1. If you sew the bottom hem first, when you sew the side hem it will be on TOP of the bottom hem, instead of vise versa. Depending on the project, this may be more or less visible. On my dress, it ended up not really showing too much. At least not enough that I was willing to take it all apart and start over.
2. If you do the bottom hem first, you have to make sure and line up the pieces perfectly so that the front and back of your dress are the same length. This can prove to be difficult with the gathering at the top of the dress, however I ended up doing a decent job of it.
Anyway the point is: Don’t do it this way! Instead, start by doing the gathers at the top of your “skirt.”
Another mistake I made here (wow I’m just racking them up aren’t I?) was to try and sew my gathering stitch on my machine. Now, you may be able to do this without any problem on some machines and with some fabrics, but despite my efforts to use the longest available stitch and the loosest tension, I was unable to get my gathers to go across the entire width of my fabric without the thread breaking. I ended up giving up and doing them by hand, which turned out to be easier than I thought. (If you look closely, you can still see the machine stitches I tried doing in the beginning in the picture below.)
I really recommend doing it by hand unless your machine has a very long stitch, because otherwise it’ll just be more frustrating than it needs to be. By hand, you are just going to want to do a basic running stitch across the top of your fabric, and then pull on each end until the width of your fabric is equal to the width of the top that you want to attach it to.
Once your gather is finished, put right sides together, and sew the skirt to the top.
Repeat these 2 steps for the other side.
Next comes the side seam. Match the sides together, pin and sew along them, making sure that the grey parts are matched up to the grey parts, and the salmon parts to the salmon parts, in order to avoid a mismatched side seam.
Once you have finished sewing up the side seam, the only thing left on the actual dress is the bottom hem.
Now that the dress is done, it is time to make the sash. All I did here was to cut 2 long pieces from my black jersey fabric, making sure to cut the fabric so that the stretchy part was lengthwise (mine were 80 inches by 6 inches – I wanted to be able to wrap the sash around my waist several times). If your fabric isn’t long enough, then cut 4 long pieces and sew them together to make 2 long pieces.
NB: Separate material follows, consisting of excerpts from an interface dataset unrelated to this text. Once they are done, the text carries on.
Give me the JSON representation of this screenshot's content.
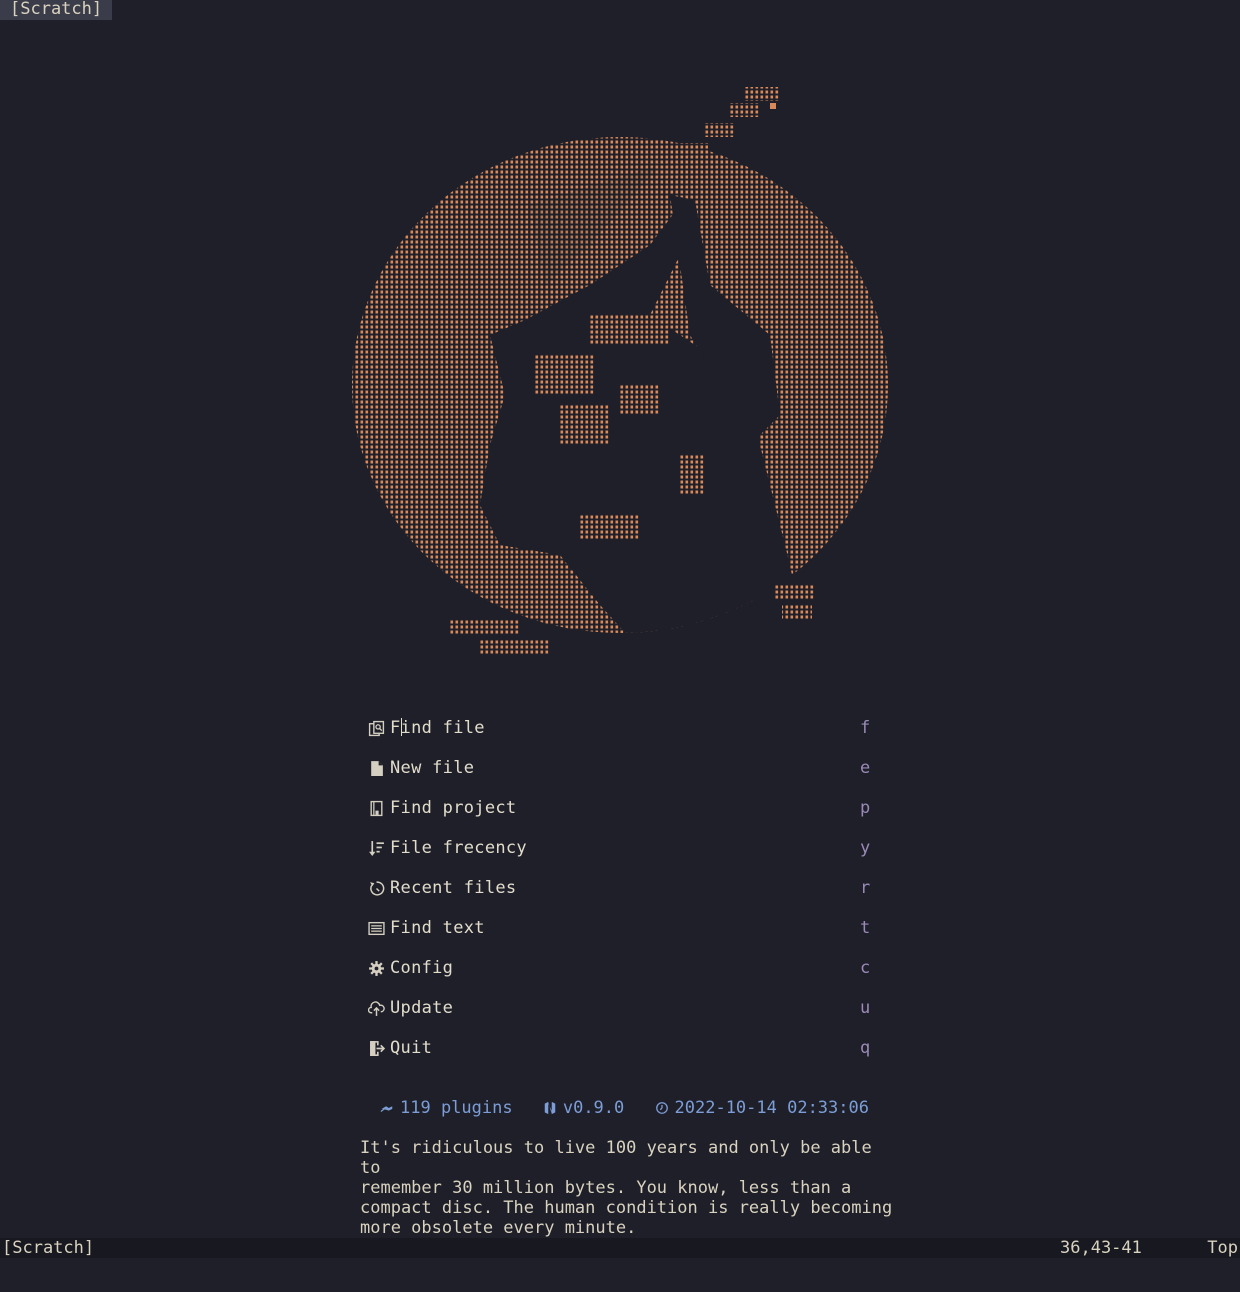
{
  "tabline": {
    "active_tab": "[Scratch]"
  },
  "header_art": {
    "icon": "braille-art-figure-circle",
    "color": "#d9895a"
  },
  "menu": {
    "items": [
      {
        "label": "Find file",
        "key": "f",
        "icon": "find-file-icon"
      },
      {
        "label": "New file",
        "key": "e",
        "icon": "new-file-icon"
      },
      {
        "label": "Find project",
        "key": "p",
        "icon": "project-icon"
      },
      {
        "label": "File frecency",
        "key": "y",
        "icon": "sort-icon"
      },
      {
        "label": "Recent files",
        "key": "r",
        "icon": "history-icon"
      },
      {
        "label": "Find text",
        "key": "t",
        "icon": "text-search-icon"
      },
      {
        "label": "Config",
        "key": "c",
        "icon": "gear-icon"
      },
      {
        "label": "Update",
        "key": "u",
        "icon": "cloud-upload-icon"
      },
      {
        "label": "Quit",
        "key": "q",
        "icon": "exit-icon"
      }
    ]
  },
  "footer": {
    "plugins": "119 plugins",
    "version": "v0.9.0",
    "datetime": "2022-10-14 02:33:06"
  },
  "quote": "It's ridiculous to live 100 years and only be able to\nremember 30 million bytes. You know, less than a\ncompact disc. The human condition is really becoming\nmore obsolete every minute.",
  "statusline": {
    "filename": "[Scratch]",
    "position": "36,43-41",
    "scroll": "Top"
  },
  "colors": {
    "background": "#1e1f29",
    "art": "#d9895a",
    "key": "#9b8ab8",
    "footer": "#7c9dd6",
    "text": "#d9d2bf"
  }
}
I then folded it in half lengthwise. The only real difficulty here was that the jersey fabric kept rolling up. In order to make sure it was straight, I ironed and pinned it before sewing along it.
I then turned it inside out, folded the two ends under and top-stitched over them.
Et c’est fini !
It really should’ve been a simple project, and my hope is that it really will be for you!